## WORK TO COMPLETE
What is needed is an exact copy of every record below.
Start of DATA SECTION
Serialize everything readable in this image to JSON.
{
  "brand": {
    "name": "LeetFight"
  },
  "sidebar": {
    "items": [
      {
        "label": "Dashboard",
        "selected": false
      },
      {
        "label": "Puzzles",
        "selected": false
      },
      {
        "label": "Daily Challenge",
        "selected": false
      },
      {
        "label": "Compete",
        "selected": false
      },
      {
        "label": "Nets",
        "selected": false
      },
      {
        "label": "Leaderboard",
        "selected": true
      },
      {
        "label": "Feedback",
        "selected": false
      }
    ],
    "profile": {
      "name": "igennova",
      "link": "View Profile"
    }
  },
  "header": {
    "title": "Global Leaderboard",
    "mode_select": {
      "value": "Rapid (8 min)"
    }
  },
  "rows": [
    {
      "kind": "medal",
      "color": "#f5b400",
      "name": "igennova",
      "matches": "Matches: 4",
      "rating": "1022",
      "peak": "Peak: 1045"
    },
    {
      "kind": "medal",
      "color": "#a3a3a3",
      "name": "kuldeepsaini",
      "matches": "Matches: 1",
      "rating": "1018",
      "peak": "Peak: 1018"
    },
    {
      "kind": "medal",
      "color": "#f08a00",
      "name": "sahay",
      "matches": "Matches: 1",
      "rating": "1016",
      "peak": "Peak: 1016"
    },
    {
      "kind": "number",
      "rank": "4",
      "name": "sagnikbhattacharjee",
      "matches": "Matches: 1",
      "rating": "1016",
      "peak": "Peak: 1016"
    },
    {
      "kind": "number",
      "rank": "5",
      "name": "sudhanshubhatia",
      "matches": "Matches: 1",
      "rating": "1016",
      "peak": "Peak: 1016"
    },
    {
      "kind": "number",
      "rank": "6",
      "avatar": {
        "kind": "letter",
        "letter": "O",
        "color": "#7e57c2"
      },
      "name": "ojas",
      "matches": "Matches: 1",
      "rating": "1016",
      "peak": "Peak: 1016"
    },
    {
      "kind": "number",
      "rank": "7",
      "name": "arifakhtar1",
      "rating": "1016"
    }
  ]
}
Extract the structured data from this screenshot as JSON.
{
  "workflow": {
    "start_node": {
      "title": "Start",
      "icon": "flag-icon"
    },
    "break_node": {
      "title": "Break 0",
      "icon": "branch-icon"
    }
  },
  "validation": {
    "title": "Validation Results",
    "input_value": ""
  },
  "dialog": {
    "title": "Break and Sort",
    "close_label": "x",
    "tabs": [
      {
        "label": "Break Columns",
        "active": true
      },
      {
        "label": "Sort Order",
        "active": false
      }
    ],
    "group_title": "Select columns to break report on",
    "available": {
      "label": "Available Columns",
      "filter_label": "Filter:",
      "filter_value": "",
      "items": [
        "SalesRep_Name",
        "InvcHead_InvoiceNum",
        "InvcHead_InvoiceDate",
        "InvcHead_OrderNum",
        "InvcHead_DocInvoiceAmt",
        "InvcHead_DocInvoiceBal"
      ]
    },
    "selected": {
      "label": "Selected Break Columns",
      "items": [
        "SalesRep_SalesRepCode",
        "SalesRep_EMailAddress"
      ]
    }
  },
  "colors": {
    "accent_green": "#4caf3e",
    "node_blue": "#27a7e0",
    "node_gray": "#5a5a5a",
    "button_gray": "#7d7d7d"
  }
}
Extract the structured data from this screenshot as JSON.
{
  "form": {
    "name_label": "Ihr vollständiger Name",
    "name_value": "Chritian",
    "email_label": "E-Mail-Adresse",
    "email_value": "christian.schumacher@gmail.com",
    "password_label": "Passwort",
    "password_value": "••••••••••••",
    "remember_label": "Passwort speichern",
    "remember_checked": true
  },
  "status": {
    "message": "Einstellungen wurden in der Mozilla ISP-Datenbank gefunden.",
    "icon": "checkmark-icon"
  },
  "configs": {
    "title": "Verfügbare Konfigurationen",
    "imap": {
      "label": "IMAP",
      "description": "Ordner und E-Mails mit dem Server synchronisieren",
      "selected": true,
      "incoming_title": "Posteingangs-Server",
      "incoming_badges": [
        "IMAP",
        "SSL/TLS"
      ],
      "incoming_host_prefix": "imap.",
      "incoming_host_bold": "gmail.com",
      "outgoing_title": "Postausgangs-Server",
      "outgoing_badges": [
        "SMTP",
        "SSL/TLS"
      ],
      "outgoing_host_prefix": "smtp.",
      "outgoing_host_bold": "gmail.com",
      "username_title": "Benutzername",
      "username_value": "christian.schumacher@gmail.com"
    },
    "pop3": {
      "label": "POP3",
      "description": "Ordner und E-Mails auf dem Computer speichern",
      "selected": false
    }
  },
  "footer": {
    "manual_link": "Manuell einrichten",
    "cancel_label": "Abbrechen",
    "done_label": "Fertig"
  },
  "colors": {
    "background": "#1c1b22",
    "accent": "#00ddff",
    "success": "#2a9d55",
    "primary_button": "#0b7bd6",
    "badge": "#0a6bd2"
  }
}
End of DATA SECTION
## SOLUTION FOR THIS PROBLEM
Serialize everything readable in this image to JSON.
{
  "brand": {
    "name": "LeetFight"
  },
  "sidebar": {
    "items": [
      {
        "label": "Dashboard",
        "selected": false
      },
      {
        "label": "Puzzles",
        "selected": false
      },
      {
        "label": "Daily Challenge",
        "selected": false
      },
      {
        "label": "Compete",
        "selected": false
      },
      {
        "label": "Nets",
        "selected": false
      },
      {
        "label": "Leaderboard",
        "selected": true
      },
      {
        "label": "Feedback",
        "selected": false
      }
    ],
    "profile": {
      "name": "igennova",
      "link": "View Profile"
    }
  },
  "header": {
    "title": "Global Leaderboard",
    "mode_select": {
      "value": "Rapid (8 min)"
    }
  },
  "rows": [
    {
      "kind": "medal",
      "color": "#f5b400",
      "name": "igennova",
      "matches": "Matches: 4",
      "rating": "1022",
      "peak": "Peak: 1045"
    },
    {
      "kind": "medal",
      "color": "#a3a3a3",
      "name": "kuldeepsaini",
      "matches": "Matches: 1",
      "rating": "1018",
      "peak": "Peak: 1018"
    },
    {
      "kind": "medal",
      "color": "#f08a00",
      "name": "sahay",
      "matches": "Matches: 1",
      "rating": "1016",
      "peak": "Peak: 1016"
    },
    {
      "kind": "number",
      "rank": "4",
      "name": "sagnikbhattacharjee",
      "matches": "Matches: 1",
      "rating": "1016",
      "peak": "Peak: 1016"
    },
    {
      "kind": "number",
      "rank": "5",
      "name": "sudhanshubhatia",
      "matches": "Matches: 1",
      "rating": "1016",
      "peak": "Peak: 1016"
    },
    {
      "kind": "number",
      "rank": "6",
      "avatar": {
        "kind": "letter",
        "letter": "O",
        "color": "#7e57c2"
      },
      "name": "ojas",
      "matches": "Matches: 1",
      "rating": "1016",
      "peak": "Peak: 1016"
    },
    {
      "kind": "number",
      "rank": "7",
      "name": "arifakhtar1",
      "rating": "1016"
    }
  ]
}
Extract the structured data from this screenshot as JSON.
{
  "workflow": {
    "start_node": {
      "title": "Start",
      "icon": "flag-icon"
    },
    "break_node": {
      "title": "Break 0",
      "icon": "branch-icon"
    }
  },
  "validation": {
    "title": "Validation Results",
    "input_value": ""
  },
  "dialog": {
    "title": "Break and Sort",
    "close_label": "x",
    "tabs": [
      {
        "label": "Break Columns",
        "active": true
      },
      {
        "label": "Sort Order",
        "active": false
      }
    ],
    "group_title": "Select columns to break report on",
    "available": {
      "label": "Available Columns",
      "filter_label": "Filter:",
      "filter_value": "",
      "items": [
        "SalesRep_Name",
        "InvcHead_InvoiceNum",
        "InvcHead_InvoiceDate",
        "InvcHead_OrderNum",
        "InvcHead_DocInvoiceAmt",
        "InvcHead_DocInvoiceBal"
      ]
    },
    "selected": {
      "label": "Selected Break Columns",
      "items": [
        "SalesRep_SalesRepCode",
        "SalesRep_EMailAddress"
      ]
    }
  },
  "colors": {
    "accent_green": "#4caf3e",
    "node_blue": "#27a7e0",
    "node_gray": "#5a5a5a",
    "button_gray": "#7d7d7d"
  }
}
Extract the structured data from this screenshot as JSON.
{
  "form": {
    "name_label": "Ihr vollständiger Name",
    "name_value": "Chritian",
    "email_label": "E-Mail-Adresse",
    "email_value": "christian.schumacher@gmail.com",
    "password_label": "Passwort",
    "password_value": "••••••••••••",
    "remember_label": "Passwort speichern",
    "remember_checked": true
  },
  "status": {
    "message": "Einstellungen wurden in der Mozilla ISP-Datenbank gefunden.",
    "icon": "checkmark-icon"
  },
  "configs": {
    "title": "Verfügbare Konfigurationen",
    "imap": {
      "label": "IMAP",
      "description": "Ordner und E-Mails mit dem Server synchronisieren",
      "selected": true,
      "incoming_title": "Posteingangs-Server",
      "incoming_badges": [
        "IMAP",
        "SSL/TLS"
      ],
      "incoming_host_prefix": "imap.",
      "incoming_host_bold": "gmail.com",
      "outgoing_title": "Postausgangs-Server",
      "outgoing_badges": [
        "SMTP",
        "SSL/TLS"
      ],
      "outgoing_host_prefix": "smtp.",
      "outgoing_host_bold": "gmail.com",
      "username_title": "Benutzername",
      "username_value": "christian.schumacher@gmail.com"
    },
    "pop3": {
      "label": "POP3",
      "description": "Ordner und E-Mails auf dem Computer speichern",
      "selected": false
    }
  },
  "footer": {
    "manual_link": "Manuell einrichten",
    "cancel_label": "Abbrechen",
    "done_label": "Fertig"
  },
  "colors": {
    "background": "#1c1b22",
    "accent": "#00ddff",
    "success": "#2a9d55",
    "primary_button": "#0b7bd6",
    "badge": "#0a6bd2"
  }
}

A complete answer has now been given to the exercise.